Nestle plans to close a site late in 2023
Nestlé has said it will cut more than 500 jobs across two confectionery facilities in the UK amid a plan to close one of the plants in the north-east city of Newcastle.
The world’s largest food company said 475 jobs will go at its Fruit Pastilles brand site in Fawdon, Newcastle, as it proposes to permanently shut the factory toward the end of 2023.
Nestlé said it plans to invest GBP29.4m (US$40.9m) at plants in the northern cities of York and Halifax to support the company’s “long-term success in an increasingly competitive category”. However, that means a further 98 jobs will be eliminated at the KitKat chocolate factory in York as the company moves to improve efficiency.
The Halifax plant is earmarked for GBP9.2m of the GBP29.4m to equip the facility to take over most of the production from Fawdon, while the remainder will be transferred to other Nestlé sites in the UK and Europe, the company said in a statement today (28 April).
Nestlé’s York factory will get GBP20.2m of the investment allocation to “modernise and increase production of KitKat in the city where the brand was first created in 1935”.
Confectionery is the largest business for Nestlé in the UK and Ireland, although the company did not break down figures for the country segment in its recent first-quarter results. At the group level, confectionery sales were flat at CHF1.7bn (US$1.8bn) versus CHF1.63bn a year earlier out of total company-wide sales of CHF21.1bn for the quarter.
“Our Fawdon factory is home to many smaller, low-growth brands and maintains a diverse and complex mix of production techniques. In contrast, our factories at York and Halifax have clearer specialisms and manufacture some of Nestlé’s biggest brands,” the company said.
“The decision to propose Fawdon’s closure follows significant investment and a sustained effort by the factory team to reduce that complexity and introduce new products in recent years. The skilled and dedicated team at Fawdon have worked tirelessly to deliver those changes and these proposals are absolutely no reflection on their efforts.”
Nestlé said it has revealed the proposals ahead of implementing the plans to allow time for consultation with employees and trade unions. The company said it will provide support to the affected workers.
Trade unions GMB and Unite have criticised the proposals, pointing to the efforts among workers to keep the factories operational during the coronavirus pandemic.
Ross Murdoch, the national officer for GMB, said: “To ruin hundreds of lives in a ruthless pursuit of profits, to the very workers who’ve kept the company going during a global pandemic, is sickening. It’s corporate greed at its worst – GMB and Unite will fight for every job.”
His counterpart at Unite, Joe Clarke, who is responsible for the union’s presence in food and drink industry, added: “The news about Nestlé’s plans for its respective sites in Newcastle and York is a cruel body blow to the dedicated workforces, their families and, more widely, the regional economies.
“We will be asking for an urgent meeting with the management to ascertain the business rationale for these decisions from a multi-national company which is highly profitable.”
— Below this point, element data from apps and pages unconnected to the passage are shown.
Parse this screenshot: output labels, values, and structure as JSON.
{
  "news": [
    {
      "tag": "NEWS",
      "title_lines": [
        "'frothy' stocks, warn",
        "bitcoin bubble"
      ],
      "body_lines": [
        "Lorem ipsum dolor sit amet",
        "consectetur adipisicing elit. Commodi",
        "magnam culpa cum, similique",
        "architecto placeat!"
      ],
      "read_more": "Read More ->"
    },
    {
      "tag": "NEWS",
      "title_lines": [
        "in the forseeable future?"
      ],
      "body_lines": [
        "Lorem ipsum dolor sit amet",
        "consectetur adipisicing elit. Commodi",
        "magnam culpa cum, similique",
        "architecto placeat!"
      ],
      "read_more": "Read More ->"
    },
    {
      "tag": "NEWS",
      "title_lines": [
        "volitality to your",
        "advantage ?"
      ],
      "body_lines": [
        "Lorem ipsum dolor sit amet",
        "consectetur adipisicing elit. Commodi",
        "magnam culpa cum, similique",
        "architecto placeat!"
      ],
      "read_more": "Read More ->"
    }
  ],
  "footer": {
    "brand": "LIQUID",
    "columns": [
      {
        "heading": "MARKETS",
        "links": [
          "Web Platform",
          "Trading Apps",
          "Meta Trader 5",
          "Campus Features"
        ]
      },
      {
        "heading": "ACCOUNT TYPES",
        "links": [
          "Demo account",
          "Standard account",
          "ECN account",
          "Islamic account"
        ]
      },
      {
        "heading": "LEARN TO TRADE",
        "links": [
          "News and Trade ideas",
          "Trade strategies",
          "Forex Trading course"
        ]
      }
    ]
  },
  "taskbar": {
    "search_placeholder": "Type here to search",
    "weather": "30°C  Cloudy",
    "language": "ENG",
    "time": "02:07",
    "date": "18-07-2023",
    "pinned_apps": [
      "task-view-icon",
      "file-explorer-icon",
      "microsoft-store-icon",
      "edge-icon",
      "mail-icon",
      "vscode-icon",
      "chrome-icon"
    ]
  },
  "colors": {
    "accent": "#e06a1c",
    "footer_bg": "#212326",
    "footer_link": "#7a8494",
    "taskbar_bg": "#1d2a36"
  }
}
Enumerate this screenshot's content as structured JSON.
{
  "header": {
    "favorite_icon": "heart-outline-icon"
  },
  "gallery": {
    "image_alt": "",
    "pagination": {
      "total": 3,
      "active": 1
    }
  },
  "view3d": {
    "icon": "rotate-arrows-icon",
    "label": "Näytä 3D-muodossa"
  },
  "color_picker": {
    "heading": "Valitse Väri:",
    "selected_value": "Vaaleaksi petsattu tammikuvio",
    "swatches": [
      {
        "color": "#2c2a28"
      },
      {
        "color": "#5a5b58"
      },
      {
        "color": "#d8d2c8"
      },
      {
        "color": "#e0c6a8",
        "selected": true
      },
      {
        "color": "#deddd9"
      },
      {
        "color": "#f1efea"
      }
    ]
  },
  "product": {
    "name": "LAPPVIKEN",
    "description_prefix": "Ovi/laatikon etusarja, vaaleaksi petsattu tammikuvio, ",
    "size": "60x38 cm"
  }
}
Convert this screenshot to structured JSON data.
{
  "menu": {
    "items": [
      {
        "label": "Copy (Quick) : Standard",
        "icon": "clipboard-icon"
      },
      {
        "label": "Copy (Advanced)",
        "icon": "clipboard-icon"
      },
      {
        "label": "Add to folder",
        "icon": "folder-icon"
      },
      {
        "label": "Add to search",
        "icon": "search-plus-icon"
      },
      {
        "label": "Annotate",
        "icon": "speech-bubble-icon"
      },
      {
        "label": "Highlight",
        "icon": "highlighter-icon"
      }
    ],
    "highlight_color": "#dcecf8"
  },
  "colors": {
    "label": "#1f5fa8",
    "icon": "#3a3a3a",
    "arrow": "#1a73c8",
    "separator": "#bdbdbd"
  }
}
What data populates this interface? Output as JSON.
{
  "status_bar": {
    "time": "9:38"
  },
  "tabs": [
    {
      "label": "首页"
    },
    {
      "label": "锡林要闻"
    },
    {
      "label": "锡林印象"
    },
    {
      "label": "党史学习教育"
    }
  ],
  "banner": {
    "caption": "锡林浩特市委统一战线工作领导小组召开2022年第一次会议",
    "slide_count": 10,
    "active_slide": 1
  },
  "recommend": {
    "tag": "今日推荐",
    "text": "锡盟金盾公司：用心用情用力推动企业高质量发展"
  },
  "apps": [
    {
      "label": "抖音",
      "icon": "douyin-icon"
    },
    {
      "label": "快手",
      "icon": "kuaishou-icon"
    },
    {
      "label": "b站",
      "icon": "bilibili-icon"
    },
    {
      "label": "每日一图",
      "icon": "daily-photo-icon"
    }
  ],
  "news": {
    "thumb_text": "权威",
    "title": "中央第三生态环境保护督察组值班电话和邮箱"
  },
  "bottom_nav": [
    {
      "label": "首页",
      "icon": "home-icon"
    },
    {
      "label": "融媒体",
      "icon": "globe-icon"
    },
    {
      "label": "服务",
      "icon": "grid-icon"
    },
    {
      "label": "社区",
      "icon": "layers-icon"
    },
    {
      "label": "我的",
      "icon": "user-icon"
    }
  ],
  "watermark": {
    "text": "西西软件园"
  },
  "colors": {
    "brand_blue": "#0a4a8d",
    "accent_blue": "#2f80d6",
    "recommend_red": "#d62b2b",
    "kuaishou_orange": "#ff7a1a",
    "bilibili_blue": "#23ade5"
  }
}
Nestlé said the proposed changes would “create a more efficient manufacturing footprint and, in turn, allow greater strategic investment in Nestlé’s biggest confectionery brands”.
It added: “We believe these proposals would strengthen the UK’s position as a critically important hub for Nestlé Confectionery and home to the expert manufacture of many of our most popular brands including KitKat, Aero and Quality Street.”